Additionally, the International Agency for Research on Cancer (IARC) has declared it as cancer causing. One of the major goals of the agency is to identify causes of cancer. IARC classifies arsenic as “carcinogenic to humans.”(11) This is based on sufficient evidence in humans that these compounds can cause:

  • Lung Cancer
  • Bladder Cancer
  • Skin Cancer

IARC also notes links in some studies to:

  • Kidney Cancer
  • Liver Cancer
  • Prostate Cancer (11)

Other health issues have been linked as well. Some of them are:

  • Breathing in high levels of arsenic can produce a sore throat and irritated lungs.
  • Swallowing high levels of arsenic can cause nausea, vomiting, diarrhea, muscle weakness and skin rashes. (11)
  • Exposure to high enough amounts of arsenic can be fatal.
  • Exposure to lower levels of arsenic over longer periods of time can cause skin changes, liver and kidney damage.
  • A shortage of red and white blood cells, which can lead to fatigue and an increased risk of infections.

Is Rice Healthy – The Verdict

One of the most popular foods in the world is rice.

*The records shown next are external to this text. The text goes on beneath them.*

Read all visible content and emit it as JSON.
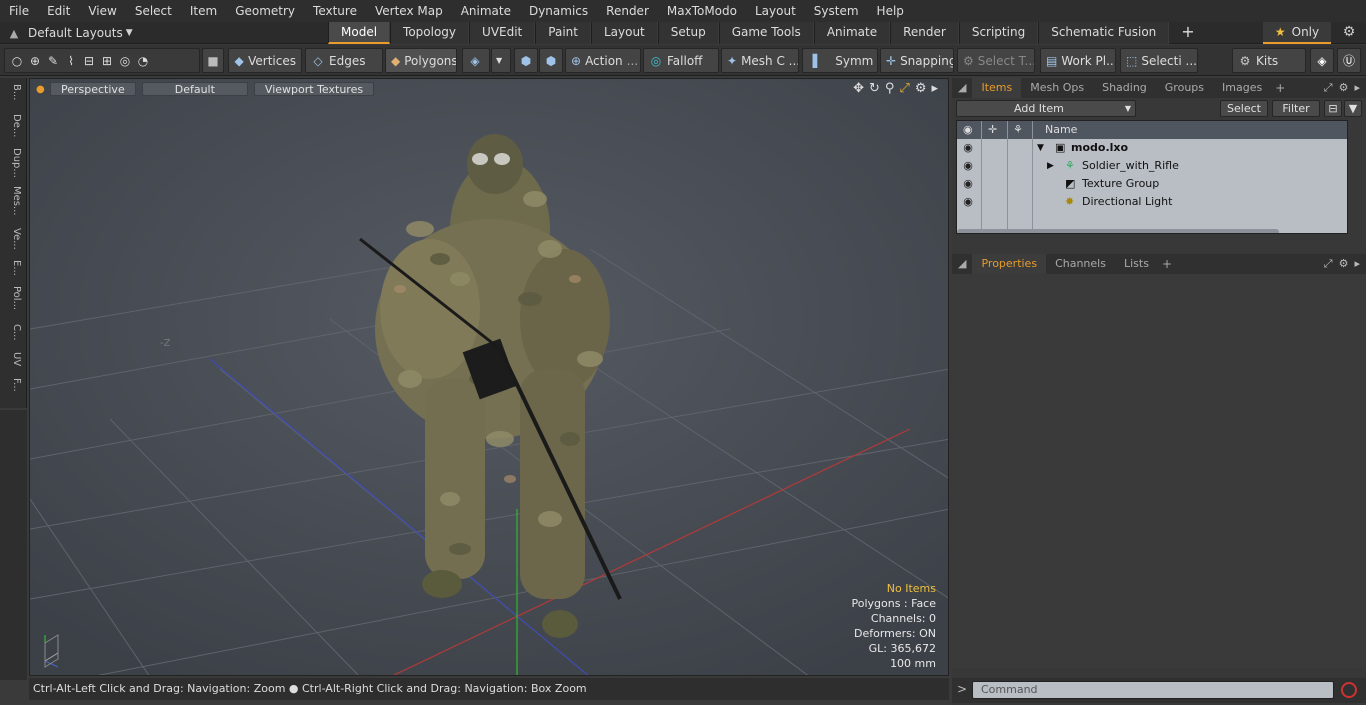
{
  "menu": [
    "File",
    "Edit",
    "View",
    "Select",
    "Item",
    "Geometry",
    "Texture",
    "Vertex Map",
    "Animate",
    "Dynamics",
    "Render",
    "MaxToModo",
    "Layout",
    "System",
    "Help"
  ],
  "layout_selector": "Default Layouts",
  "tabs": [
    "Model",
    "Topology",
    "UVEdit",
    "Paint",
    "Layout",
    "Setup",
    "Game Tools",
    "Animate",
    "Render",
    "Scripting",
    "Schematic Fusion"
  ],
  "active_tab": "Model",
  "only_label": "Only",
  "toolbar": {
    "vertices": "Vertices",
    "edges": "Edges",
    "polygons": "Polygons",
    "action": "Action",
    "falloff": "Falloff",
    "mesh": "Mesh C ...",
    "symmetry": "Symm ...",
    "snapping": "Snapping",
    "select_t": "Select T...",
    "workplane": "Work Pl...",
    "selection": "Selecti ...",
    "kits": "Kits"
  },
  "left_strip": [
    "B...",
    "De...",
    "Dup...",
    "Mes...",
    "Ve...",
    "E...",
    "Pol...",
    "C...",
    "UV",
    "F..."
  ],
  "viewport": {
    "projection": "Perspective",
    "shading": "Default",
    "textures": "Viewport Textures",
    "axis_label": "-Z",
    "info": {
      "items": "No Items",
      "polygons": "Polygons : Face",
      "channels": "Channels: 0",
      "deformers": "Deformers: ON",
      "gl": "GL: 365,672",
      "scale": "100 mm"
    }
  },
  "status_hint": "Ctrl-Alt-Left Click and Drag: Navigation: Zoom ● Ctrl-Alt-Right Click and Drag: Navigation: Box Zoom",
  "items_panel": {
    "tabs": [
      "Items",
      "Mesh Ops",
      "Shading",
      "Groups",
      "Images"
    ],
    "active": "Items",
    "add_item": "Add Item",
    "select": "Select",
    "filter": "Filter",
    "name_header": "Name",
    "rows": [
      {
        "label": "modo.lxo"
      },
      {
        "label": "Soldier_with_Rifle"
      },
      {
        "label": "Texture Group"
      },
      {
        "label": "Directional Light"
      }
    ]
  },
  "props_panel": {
    "tabs": [
      "Properties",
      "Channels",
      "Lists"
    ],
    "active": "Properties"
  },
  "command_placeholder": "Command",
  "colors": {
    "accent": "#e89c2a",
    "viewport_bg": "#4b5058",
    "panel_bg": "#383838"
  }
}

There are two basic types of rice. White rice is the most commonly eaten type. However, brown rice is considered the healthier alternative. You should follow the tips in this article so that you can decrease your consumption of arsenic.

The verdict is that the best rice to eat is brown rice that is sprouted and organic. If you can’t find it at your local grocery stores, I included a link down below as to where you can find good quality rice that offer the best results for improving your health. It is not loaded with arsenic and the good news is that according to ancient Chinese culture, it is considered a food that actually improves your energy system in your body. Hopefully, this article has answered all of your questions about whether or not rice is healthy. Go ahead. Grab a spoon. Just make sure it’s organic, washed, and cooked with excess water.

Organic and Germinated Rice

References

  1. https://www.ncbi.nlm.nih.gov/pubmed/10813460
  2. https://www.ncbi.nlm.nih.gov/pubmed/18385862
  3. https://www.ncbi.nlm.nih.gov/pubmed/16876928
  4. https://www.ncbi.nlm.nih.gov/pubmed/21321970
  5. https://www.ncbi.nlm.nih.gov/pubmed/11161656
  6. https://www.ncbi.nlm.nih.gov/pubmed/18039989
  7. https://onlinelibrary.wiley.com/doi/abs/10.1111/j.1467-3010.2012.02002.x
  8. https://wholegrainscouncil.org/whole-grains-101/whole-grains-z#rice
  9. https://www.ncbi.nlm.nih.gov/pmc/articles/PMC4266886/
  10. webarchive.nationalarchives.gov.uk/…/arsenicinriceresearch
  11. https://www.ncbi.nlm.nih.gov/pmc/articles/PMC4919813/